━━ Data shown

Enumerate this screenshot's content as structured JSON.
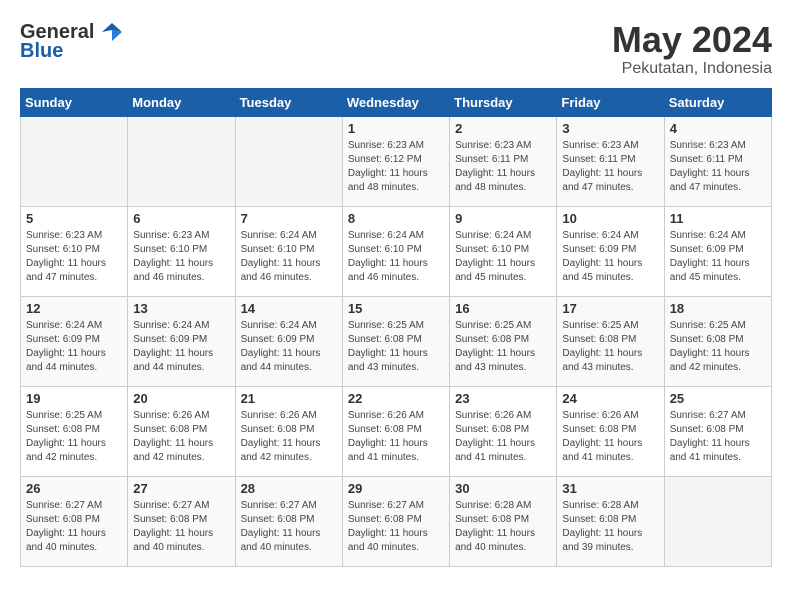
{
  "header": {
    "logo_general": "General",
    "logo_blue": "Blue",
    "month": "May 2024",
    "location": "Pekutatan, Indonesia"
  },
  "weekdays": [
    "Sunday",
    "Monday",
    "Tuesday",
    "Wednesday",
    "Thursday",
    "Friday",
    "Saturday"
  ],
  "weeks": [
    [
      {
        "day": "",
        "info": ""
      },
      {
        "day": "",
        "info": ""
      },
      {
        "day": "",
        "info": ""
      },
      {
        "day": "1",
        "info": "Sunrise: 6:23 AM\nSunset: 6:12 PM\nDaylight: 11 hours\nand 48 minutes."
      },
      {
        "day": "2",
        "info": "Sunrise: 6:23 AM\nSunset: 6:11 PM\nDaylight: 11 hours\nand 48 minutes."
      },
      {
        "day": "3",
        "info": "Sunrise: 6:23 AM\nSunset: 6:11 PM\nDaylight: 11 hours\nand 47 minutes."
      },
      {
        "day": "4",
        "info": "Sunrise: 6:23 AM\nSunset: 6:11 PM\nDaylight: 11 hours\nand 47 minutes."
      }
    ],
    [
      {
        "day": "5",
        "info": "Sunrise: 6:23 AM\nSunset: 6:10 PM\nDaylight: 11 hours\nand 47 minutes."
      },
      {
        "day": "6",
        "info": "Sunrise: 6:23 AM\nSunset: 6:10 PM\nDaylight: 11 hours\nand 46 minutes."
      },
      {
        "day": "7",
        "info": "Sunrise: 6:24 AM\nSunset: 6:10 PM\nDaylight: 11 hours\nand 46 minutes."
      },
      {
        "day": "8",
        "info": "Sunrise: 6:24 AM\nSunset: 6:10 PM\nDaylight: 11 hours\nand 46 minutes."
      },
      {
        "day": "9",
        "info": "Sunrise: 6:24 AM\nSunset: 6:10 PM\nDaylight: 11 hours\nand 45 minutes."
      },
      {
        "day": "10",
        "info": "Sunrise: 6:24 AM\nSunset: 6:09 PM\nDaylight: 11 hours\nand 45 minutes."
      },
      {
        "day": "11",
        "info": "Sunrise: 6:24 AM\nSunset: 6:09 PM\nDaylight: 11 hours\nand 45 minutes."
      }
    ],
    [
      {
        "day": "12",
        "info": "Sunrise: 6:24 AM\nSunset: 6:09 PM\nDaylight: 11 hours\nand 44 minutes."
      },
      {
        "day": "13",
        "info": "Sunrise: 6:24 AM\nSunset: 6:09 PM\nDaylight: 11 hours\nand 44 minutes."
      },
      {
        "day": "14",
        "info": "Sunrise: 6:24 AM\nSunset: 6:09 PM\nDaylight: 11 hours\nand 44 minutes."
      },
      {
        "day": "15",
        "info": "Sunrise: 6:25 AM\nSunset: 6:08 PM\nDaylight: 11 hours\nand 43 minutes."
      },
      {
        "day": "16",
        "info": "Sunrise: 6:25 AM\nSunset: 6:08 PM\nDaylight: 11 hours\nand 43 minutes."
      },
      {
        "day": "17",
        "info": "Sunrise: 6:25 AM\nSunset: 6:08 PM\nDaylight: 11 hours\nand 43 minutes."
      },
      {
        "day": "18",
        "info": "Sunrise: 6:25 AM\nSunset: 6:08 PM\nDaylight: 11 hours\nand 42 minutes."
      }
    ],
    [
      {
        "day": "19",
        "info": "Sunrise: 6:25 AM\nSunset: 6:08 PM\nDaylight: 11 hours\nand 42 minutes."
      },
      {
        "day": "20",
        "info": "Sunrise: 6:26 AM\nSunset: 6:08 PM\nDaylight: 11 hours\nand 42 minutes."
      },
      {
        "day": "21",
        "info": "Sunrise: 6:26 AM\nSunset: 6:08 PM\nDaylight: 11 hours\nand 42 minutes."
      },
      {
        "day": "22",
        "info": "Sunrise: 6:26 AM\nSunset: 6:08 PM\nDaylight: 11 hours\nand 41 minutes."
      },
      {
        "day": "23",
        "info": "Sunrise: 6:26 AM\nSunset: 6:08 PM\nDaylight: 11 hours\nand 41 minutes."
      },
      {
        "day": "24",
        "info": "Sunrise: 6:26 AM\nSunset: 6:08 PM\nDaylight: 11 hours\nand 41 minutes."
      },
      {
        "day": "25",
        "info": "Sunrise: 6:27 AM\nSunset: 6:08 PM\nDaylight: 11 hours\nand 41 minutes."
      }
    ],
    [
      {
        "day": "26",
        "info": "Sunrise: 6:27 AM\nSunset: 6:08 PM\nDaylight: 11 hours\nand 40 minutes."
      },
      {
        "day": "27",
        "info": "Sunrise: 6:27 AM\nSunset: 6:08 PM\nDaylight: 11 hours\nand 40 minutes."
      },
      {
        "day": "28",
        "info": "Sunrise: 6:27 AM\nSunset: 6:08 PM\nDaylight: 11 hours\nand 40 minutes."
      },
      {
        "day": "29",
        "info": "Sunrise: 6:27 AM\nSunset: 6:08 PM\nDaylight: 11 hours\nand 40 minutes."
      },
      {
        "day": "30",
        "info": "Sunrise: 6:28 AM\nSunset: 6:08 PM\nDaylight: 11 hours\nand 40 minutes."
      },
      {
        "day": "31",
        "info": "Sunrise: 6:28 AM\nSunset: 6:08 PM\nDaylight: 11 hours\nand 39 minutes."
      },
      {
        "day": "",
        "info": ""
      }
    ]
  ]
}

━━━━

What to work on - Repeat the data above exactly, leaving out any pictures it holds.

Answer to the exercise -
Enumerate this screenshot's content as structured JSON.
{
  "header": {
    "logo_general": "General",
    "logo_blue": "Blue",
    "month": "May 2024",
    "location": "Pekutatan, Indonesia"
  },
  "weekdays": [
    "Sunday",
    "Monday",
    "Tuesday",
    "Wednesday",
    "Thursday",
    "Friday",
    "Saturday"
  ],
  "weeks": [
    [
      {
        "day": "",
        "info": ""
      },
      {
        "day": "",
        "info": ""
      },
      {
        "day": "",
        "info": ""
      },
      {
        "day": "1",
        "info": "Sunrise: 6:23 AM\nSunset: 6:12 PM\nDaylight: 11 hours\nand 48 minutes."
      },
      {
        "day": "2",
        "info": "Sunrise: 6:23 AM\nSunset: 6:11 PM\nDaylight: 11 hours\nand 48 minutes."
      },
      {
        "day": "3",
        "info": "Sunrise: 6:23 AM\nSunset: 6:11 PM\nDaylight: 11 hours\nand 47 minutes."
      },
      {
        "day": "4",
        "info": "Sunrise: 6:23 AM\nSunset: 6:11 PM\nDaylight: 11 hours\nand 47 minutes."
      }
    ],
    [
      {
        "day": "5",
        "info": "Sunrise: 6:23 AM\nSunset: 6:10 PM\nDaylight: 11 hours\nand 47 minutes."
      },
      {
        "day": "6",
        "info": "Sunrise: 6:23 AM\nSunset: 6:10 PM\nDaylight: 11 hours\nand 46 minutes."
      },
      {
        "day": "7",
        "info": "Sunrise: 6:24 AM\nSunset: 6:10 PM\nDaylight: 11 hours\nand 46 minutes."
      },
      {
        "day": "8",
        "info": "Sunrise: 6:24 AM\nSunset: 6:10 PM\nDaylight: 11 hours\nand 46 minutes."
      },
      {
        "day": "9",
        "info": "Sunrise: 6:24 AM\nSunset: 6:10 PM\nDaylight: 11 hours\nand 45 minutes."
      },
      {
        "day": "10",
        "info": "Sunrise: 6:24 AM\nSunset: 6:09 PM\nDaylight: 11 hours\nand 45 minutes."
      },
      {
        "day": "11",
        "info": "Sunrise: 6:24 AM\nSunset: 6:09 PM\nDaylight: 11 hours\nand 45 minutes."
      }
    ],
    [
      {
        "day": "12",
        "info": "Sunrise: 6:24 AM\nSunset: 6:09 PM\nDaylight: 11 hours\nand 44 minutes."
      },
      {
        "day": "13",
        "info": "Sunrise: 6:24 AM\nSunset: 6:09 PM\nDaylight: 11 hours\nand 44 minutes."
      },
      {
        "day": "14",
        "info": "Sunrise: 6:24 AM\nSunset: 6:09 PM\nDaylight: 11 hours\nand 44 minutes."
      },
      {
        "day": "15",
        "info": "Sunrise: 6:25 AM\nSunset: 6:08 PM\nDaylight: 11 hours\nand 43 minutes."
      },
      {
        "day": "16",
        "info": "Sunrise: 6:25 AM\nSunset: 6:08 PM\nDaylight: 11 hours\nand 43 minutes."
      },
      {
        "day": "17",
        "info": "Sunrise: 6:25 AM\nSunset: 6:08 PM\nDaylight: 11 hours\nand 43 minutes."
      },
      {
        "day": "18",
        "info": "Sunrise: 6:25 AM\nSunset: 6:08 PM\nDaylight: 11 hours\nand 42 minutes."
      }
    ],
    [
      {
        "day": "19",
        "info": "Sunrise: 6:25 AM\nSunset: 6:08 PM\nDaylight: 11 hours\nand 42 minutes."
      },
      {
        "day": "20",
        "info": "Sunrise: 6:26 AM\nSunset: 6:08 PM\nDaylight: 11 hours\nand 42 minutes."
      },
      {
        "day": "21",
        "info": "Sunrise: 6:26 AM\nSunset: 6:08 PM\nDaylight: 11 hours\nand 42 minutes."
      },
      {
        "day": "22",
        "info": "Sunrise: 6:26 AM\nSunset: 6:08 PM\nDaylight: 11 hours\nand 41 minutes."
      },
      {
        "day": "23",
        "info": "Sunrise: 6:26 AM\nSunset: 6:08 PM\nDaylight: 11 hours\nand 41 minutes."
      },
      {
        "day": "24",
        "info": "Sunrise: 6:26 AM\nSunset: 6:08 PM\nDaylight: 11 hours\nand 41 minutes."
      },
      {
        "day": "25",
        "info": "Sunrise: 6:27 AM\nSunset: 6:08 PM\nDaylight: 11 hours\nand 41 minutes."
      }
    ],
    [
      {
        "day": "26",
        "info": "Sunrise: 6:27 AM\nSunset: 6:08 PM\nDaylight: 11 hours\nand 40 minutes."
      },
      {
        "day": "27",
        "info": "Sunrise: 6:27 AM\nSunset: 6:08 PM\nDaylight: 11 hours\nand 40 minutes."
      },
      {
        "day": "28",
        "info": "Sunrise: 6:27 AM\nSunset: 6:08 PM\nDaylight: 11 hours\nand 40 minutes."
      },
      {
        "day": "29",
        "info": "Sunrise: 6:27 AM\nSunset: 6:08 PM\nDaylight: 11 hours\nand 40 minutes."
      },
      {
        "day": "30",
        "info": "Sunrise: 6:28 AM\nSunset: 6:08 PM\nDaylight: 11 hours\nand 40 minutes."
      },
      {
        "day": "31",
        "info": "Sunrise: 6:28 AM\nSunset: 6:08 PM\nDaylight: 11 hours\nand 39 minutes."
      },
      {
        "day": "",
        "info": ""
      }
    ]
  ]
}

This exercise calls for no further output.